"This is a step in the right direction", said Bjolan Erikssen, the leader of the Ruthenish Trade Federation "We have trusted the RDSWP to handle to state until the revolution is over and since we are in a stable position, I believe that we have no more need for a strong state and we can let the populus take over more important descisions." Bjolan believes that adminstration of the government should not be a privilage, but a civil service in which everyone should have an obligation.
RDSWP members, the ruling party, had different and more critical thoughts on this decision. Helga Hildasdodhir, the Assembly Leader of the party commented, "I understand my comades' reasoning, but this is no time to discuss systemic change in our society. We still have a tremendous amount of work to do before this even becomes a valid question." However there are other members of the RDSWP that were more critical with the calls for a new constitution be considered, "a threat to Ruthendy" in the eyes of Fili Edharssen.
The Central Secretariat reassured sceptics in an official statement that there would be no talks of disssolving the current constitution until March of 2019. But this still leaves open the question, what would Ruthendy look like under a new constitution.
A New Ruthendy

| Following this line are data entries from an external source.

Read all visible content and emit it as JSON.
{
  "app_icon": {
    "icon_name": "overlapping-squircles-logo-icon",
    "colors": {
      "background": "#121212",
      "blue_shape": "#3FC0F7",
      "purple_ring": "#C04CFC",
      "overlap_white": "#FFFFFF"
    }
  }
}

While there are some calls to strengthen the Federal Power in Ruthendy (mostly from the People's Orthodox Party), most of the opposition of the current constitution is calling for a decentralized state with little power while the more extreme members of the Trade Federation are calling for the abolition of the state altogether. This would mean in either senario that the governments would no longer be a dominent employer in the workplace but instead would be replaced with cooperative-esque systems. While worker and saftey regulations are likely to be handled by the Federal Government, there a probable chance that the government would lose almost all of its power and say in the economy. Lawmakers also speculate that the Federal Government would lose its power to directly enforce laws.
"I don't like to speculate much, but I think this system that many of these Syndicalists are proposing is going to be just plainly counter-intuitive for our society." said Helga.
When asked to comment Bjolan replied, "I would ask my comrade to explain how democracy is counter-intuitive when that is what we were promised when we rose up against the Fascists. I would really like to hear her explanation."
Ruthendy has upcoming elections on the 18th of February and with the introduction the possibility of the new constitution in place many are asking, will this election cycle be a referendum on the current constitution? Only time will tell.